Work instruction:
Copy the records below exactly.

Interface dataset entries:
***

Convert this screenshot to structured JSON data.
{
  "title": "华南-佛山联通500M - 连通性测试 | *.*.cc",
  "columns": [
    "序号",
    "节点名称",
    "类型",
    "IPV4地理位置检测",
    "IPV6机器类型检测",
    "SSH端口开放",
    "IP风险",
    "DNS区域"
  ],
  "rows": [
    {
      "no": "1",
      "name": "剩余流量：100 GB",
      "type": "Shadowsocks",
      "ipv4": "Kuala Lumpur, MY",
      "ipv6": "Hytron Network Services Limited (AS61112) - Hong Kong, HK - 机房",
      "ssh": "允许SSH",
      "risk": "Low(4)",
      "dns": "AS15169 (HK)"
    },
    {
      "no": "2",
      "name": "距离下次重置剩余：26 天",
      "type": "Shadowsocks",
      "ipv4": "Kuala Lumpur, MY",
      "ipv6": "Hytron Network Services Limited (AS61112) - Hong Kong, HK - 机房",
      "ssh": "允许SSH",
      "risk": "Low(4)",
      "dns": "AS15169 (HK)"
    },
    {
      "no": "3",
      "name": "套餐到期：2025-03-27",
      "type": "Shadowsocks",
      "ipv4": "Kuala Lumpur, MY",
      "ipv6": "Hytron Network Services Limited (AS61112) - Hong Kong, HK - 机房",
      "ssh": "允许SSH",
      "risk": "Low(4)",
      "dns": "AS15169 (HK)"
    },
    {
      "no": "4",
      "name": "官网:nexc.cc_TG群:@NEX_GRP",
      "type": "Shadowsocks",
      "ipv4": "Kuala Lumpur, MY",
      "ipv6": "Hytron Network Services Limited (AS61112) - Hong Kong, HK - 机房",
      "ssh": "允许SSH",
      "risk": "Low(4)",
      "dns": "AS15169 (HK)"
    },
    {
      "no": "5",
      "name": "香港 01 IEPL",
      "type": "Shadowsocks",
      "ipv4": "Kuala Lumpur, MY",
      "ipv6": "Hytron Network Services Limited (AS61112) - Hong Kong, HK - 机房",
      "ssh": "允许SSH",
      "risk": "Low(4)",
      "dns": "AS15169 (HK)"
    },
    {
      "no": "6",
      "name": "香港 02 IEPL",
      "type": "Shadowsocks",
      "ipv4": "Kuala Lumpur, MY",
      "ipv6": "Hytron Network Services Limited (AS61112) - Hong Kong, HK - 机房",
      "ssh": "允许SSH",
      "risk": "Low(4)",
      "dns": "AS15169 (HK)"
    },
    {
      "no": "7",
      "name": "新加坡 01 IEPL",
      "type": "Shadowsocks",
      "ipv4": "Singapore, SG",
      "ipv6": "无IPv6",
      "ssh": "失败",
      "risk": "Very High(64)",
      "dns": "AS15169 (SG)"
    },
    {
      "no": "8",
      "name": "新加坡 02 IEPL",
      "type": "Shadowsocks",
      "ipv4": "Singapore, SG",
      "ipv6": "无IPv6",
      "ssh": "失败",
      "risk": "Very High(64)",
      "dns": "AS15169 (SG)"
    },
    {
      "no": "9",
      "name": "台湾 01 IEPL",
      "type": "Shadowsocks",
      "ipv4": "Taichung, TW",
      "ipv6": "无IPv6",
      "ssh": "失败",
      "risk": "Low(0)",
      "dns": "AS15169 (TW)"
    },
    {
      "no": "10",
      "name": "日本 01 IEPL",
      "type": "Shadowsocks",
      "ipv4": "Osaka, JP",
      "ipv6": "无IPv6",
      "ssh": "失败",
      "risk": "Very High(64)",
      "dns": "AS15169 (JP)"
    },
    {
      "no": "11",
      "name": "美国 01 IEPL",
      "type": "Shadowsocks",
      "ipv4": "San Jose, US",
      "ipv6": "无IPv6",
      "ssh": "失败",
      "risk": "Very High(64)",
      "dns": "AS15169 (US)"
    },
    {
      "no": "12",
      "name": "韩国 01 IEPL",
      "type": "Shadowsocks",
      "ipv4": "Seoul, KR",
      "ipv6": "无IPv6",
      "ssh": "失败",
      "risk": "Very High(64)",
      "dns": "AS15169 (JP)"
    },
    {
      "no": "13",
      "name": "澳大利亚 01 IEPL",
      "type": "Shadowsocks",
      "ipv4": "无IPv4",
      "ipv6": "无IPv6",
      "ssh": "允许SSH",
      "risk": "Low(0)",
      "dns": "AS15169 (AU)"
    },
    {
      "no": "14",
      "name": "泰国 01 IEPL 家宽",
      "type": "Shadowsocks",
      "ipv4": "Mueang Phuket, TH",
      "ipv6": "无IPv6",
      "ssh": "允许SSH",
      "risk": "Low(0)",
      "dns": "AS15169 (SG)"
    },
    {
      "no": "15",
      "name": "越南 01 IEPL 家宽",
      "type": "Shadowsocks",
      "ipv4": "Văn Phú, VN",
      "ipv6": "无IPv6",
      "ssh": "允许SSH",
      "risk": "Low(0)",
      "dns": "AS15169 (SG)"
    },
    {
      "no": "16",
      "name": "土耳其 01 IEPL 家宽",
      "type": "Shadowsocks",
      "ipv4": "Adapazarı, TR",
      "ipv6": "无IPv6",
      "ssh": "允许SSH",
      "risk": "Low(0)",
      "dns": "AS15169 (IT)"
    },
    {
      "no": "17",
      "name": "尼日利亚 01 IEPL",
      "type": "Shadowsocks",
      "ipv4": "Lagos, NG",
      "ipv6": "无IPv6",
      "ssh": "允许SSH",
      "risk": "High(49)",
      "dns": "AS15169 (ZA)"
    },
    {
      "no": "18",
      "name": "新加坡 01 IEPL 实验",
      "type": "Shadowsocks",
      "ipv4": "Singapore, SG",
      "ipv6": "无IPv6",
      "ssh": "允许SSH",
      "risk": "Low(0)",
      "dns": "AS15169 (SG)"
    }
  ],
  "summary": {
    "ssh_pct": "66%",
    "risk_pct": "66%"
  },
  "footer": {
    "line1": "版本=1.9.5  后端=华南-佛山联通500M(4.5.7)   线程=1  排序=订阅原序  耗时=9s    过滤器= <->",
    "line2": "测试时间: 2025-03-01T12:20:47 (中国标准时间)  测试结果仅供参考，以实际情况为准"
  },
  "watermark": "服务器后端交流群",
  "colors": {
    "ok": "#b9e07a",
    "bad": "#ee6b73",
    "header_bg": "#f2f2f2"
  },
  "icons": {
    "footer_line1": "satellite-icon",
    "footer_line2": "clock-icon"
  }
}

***

Answer to this problem:
Convert this screenshot to structured JSON data.
{
  "title": "华南-佛山联通500M - 连通性测试 | *.*.cc",
  "columns": [
    "序号",
    "节点名称",
    "类型",
    "IPV4地理位置检测",
    "IPV6机器类型检测",
    "SSH端口开放",
    "IP风险",
    "DNS区域"
  ],
  "rows": [
    {
      "no": "1",
      "name": "剩余流量：100 GB",
      "type": "Shadowsocks",
      "ipv4": "Kuala Lumpur, MY",
      "ipv6": "Hytron Network Services Limited (AS61112) - Hong Kong, HK - 机房",
      "ssh": "允许SSH",
      "risk": "Low(4)",
      "dns": "AS15169 (HK)"
    },
    {
      "no": "2",
      "name": "距离下次重置剩余：26 天",
      "type": "Shadowsocks",
      "ipv4": "Kuala Lumpur, MY",
      "ipv6": "Hytron Network Services Limited (AS61112) - Hong Kong, HK - 机房",
      "ssh": "允许SSH",
      "risk": "Low(4)",
      "dns": "AS15169 (HK)"
    },
    {
      "no": "3",
      "name": "套餐到期：2025-03-27",
      "type": "Shadowsocks",
      "ipv4": "Kuala Lumpur, MY",
      "ipv6": "Hytron Network Services Limited (AS61112) - Hong Kong, HK - 机房",
      "ssh": "允许SSH",
      "risk": "Low(4)",
      "dns": "AS15169 (HK)"
    },
    {
      "no": "4",
      "name": "官网:nexc.cc_TG群:@NEX_GRP",
      "type": "Shadowsocks",
      "ipv4": "Kuala Lumpur, MY",
      "ipv6": "Hytron Network Services Limited (AS61112) - Hong Kong, HK - 机房",
      "ssh": "允许SSH",
      "risk": "Low(4)",
      "dns": "AS15169 (HK)"
    },
    {
      "no": "5",
      "name": "香港 01 IEPL",
      "type": "Shadowsocks",
      "ipv4": "Kuala Lumpur, MY",
      "ipv6": "Hytron Network Services Limited (AS61112) - Hong Kong, HK - 机房",
      "ssh": "允许SSH",
      "risk": "Low(4)",
      "dns": "AS15169 (HK)"
    },
    {
      "no": "6",
      "name": "香港 02 IEPL",
      "type": "Shadowsocks",
      "ipv4": "Kuala Lumpur, MY",
      "ipv6": "Hytron Network Services Limited (AS61112) - Hong Kong, HK - 机房",
      "ssh": "允许SSH",
      "risk": "Low(4)",
      "dns": "AS15169 (HK)"
    },
    {
      "no": "7",
      "name": "新加坡 01 IEPL",
      "type": "Shadowsocks",
      "ipv4": "Singapore, SG",
      "ipv6": "无IPv6",
      "ssh": "失败",
      "risk": "Very High(64)",
      "dns": "AS15169 (SG)"
    },
    {
      "no": "8",
      "name": "新加坡 02 IEPL",
      "type": "Shadowsocks",
      "ipv4": "Singapore, SG",
      "ipv6": "无IPv6",
      "ssh": "失败",
      "risk": "Very High(64)",
      "dns": "AS15169 (SG)"
    },
    {
      "no": "9",
      "name": "台湾 01 IEPL",
      "type": "Shadowsocks",
      "ipv4": "Taichung, TW",
      "ipv6": "无IPv6",
      "ssh": "失败",
      "risk": "Low(0)",
      "dns": "AS15169 (TW)"
    },
    {
      "no": "10",
      "name": "日本 01 IEPL",
      "type": "Shadowsocks",
      "ipv4": "Osaka, JP",
      "ipv6": "无IPv6",
      "ssh": "失败",
      "risk": "Very High(64)",
      "dns": "AS15169 (JP)"
    },
    {
      "no": "11",
      "name": "美国 01 IEPL",
      "type": "Shadowsocks",
      "ipv4": "San Jose, US",
      "ipv6": "无IPv6",
      "ssh": "失败",
      "risk": "Very High(64)",
      "dns": "AS15169 (US)"
    },
    {
      "no": "12",
      "name": "韩国 01 IEPL",
      "type": "Shadowsocks",
      "ipv4": "Seoul, KR",
      "ipv6": "无IPv6",
      "ssh": "失败",
      "risk": "Very High(64)",
      "dns": "AS15169 (JP)"
    },
    {
      "no": "13",
      "name": "澳大利亚 01 IEPL",
      "type": "Shadowsocks",
      "ipv4": "无IPv4",
      "ipv6": "无IPv6",
      "ssh": "允许SSH",
      "risk": "Low(0)",
      "dns": "AS15169 (AU)"
    },
    {
      "no": "14",
      "name": "泰国 01 IEPL 家宽",
      "type": "Shadowsocks",
      "ipv4": "Mueang Phuket, TH",
      "ipv6": "无IPv6",
      "ssh": "允许SSH",
      "risk": "Low(0)",
      "dns": "AS15169 (SG)"
    },
    {
      "no": "15",
      "name": "越南 01 IEPL 家宽",
      "type": "Shadowsocks",
      "ipv4": "Văn Phú, VN",
      "ipv6": "无IPv6",
      "ssh": "允许SSH",
      "risk": "Low(0)",
      "dns": "AS15169 (SG)"
    },
    {
      "no": "16",
      "name": "土耳其 01 IEPL 家宽",
      "type": "Shadowsocks",
      "ipv4": "Adapazarı, TR",
      "ipv6": "无IPv6",
      "ssh": "允许SSH",
      "risk": "Low(0)",
      "dns": "AS15169 (IT)"
    },
    {
      "no": "17",
      "name": "尼日利亚 01 IEPL",
      "type": "Shadowsocks",
      "ipv4": "Lagos, NG",
      "ipv6": "无IPv6",
      "ssh": "允许SSH",
      "risk": "High(49)",
      "dns": "AS15169 (ZA)"
    },
    {
      "no": "18",
      "name": "新加坡 01 IEPL 实验",
      "type": "Shadowsocks",
      "ipv4": "Singapore, SG",
      "ipv6": "无IPv6",
      "ssh": "允许SSH",
      "risk": "Low(0)",
      "dns": "AS15169 (SG)"
    }
  ],
  "summary": {
    "ssh_pct": "66%",
    "risk_pct": "66%"
  },
  "footer": {
    "line1": "版本=1.9.5  后端=华南-佛山联通500M(4.5.7)   线程=1  排序=订阅原序  耗时=9s    过滤器= <->",
    "line2": "测试时间: 2025-03-01T12:20:47 (中国标准时间)  测试结果仅供参考，以实际情况为准"
  },
  "watermark": "服务器后端交流群",
  "colors": {
    "ok": "#b9e07a",
    "bad": "#ee6b73",
    "header_bg": "#f2f2f2"
  },
  "icons": {
    "footer_line1": "satellite-icon",
    "footer_line2": "clock-icon"
  }
}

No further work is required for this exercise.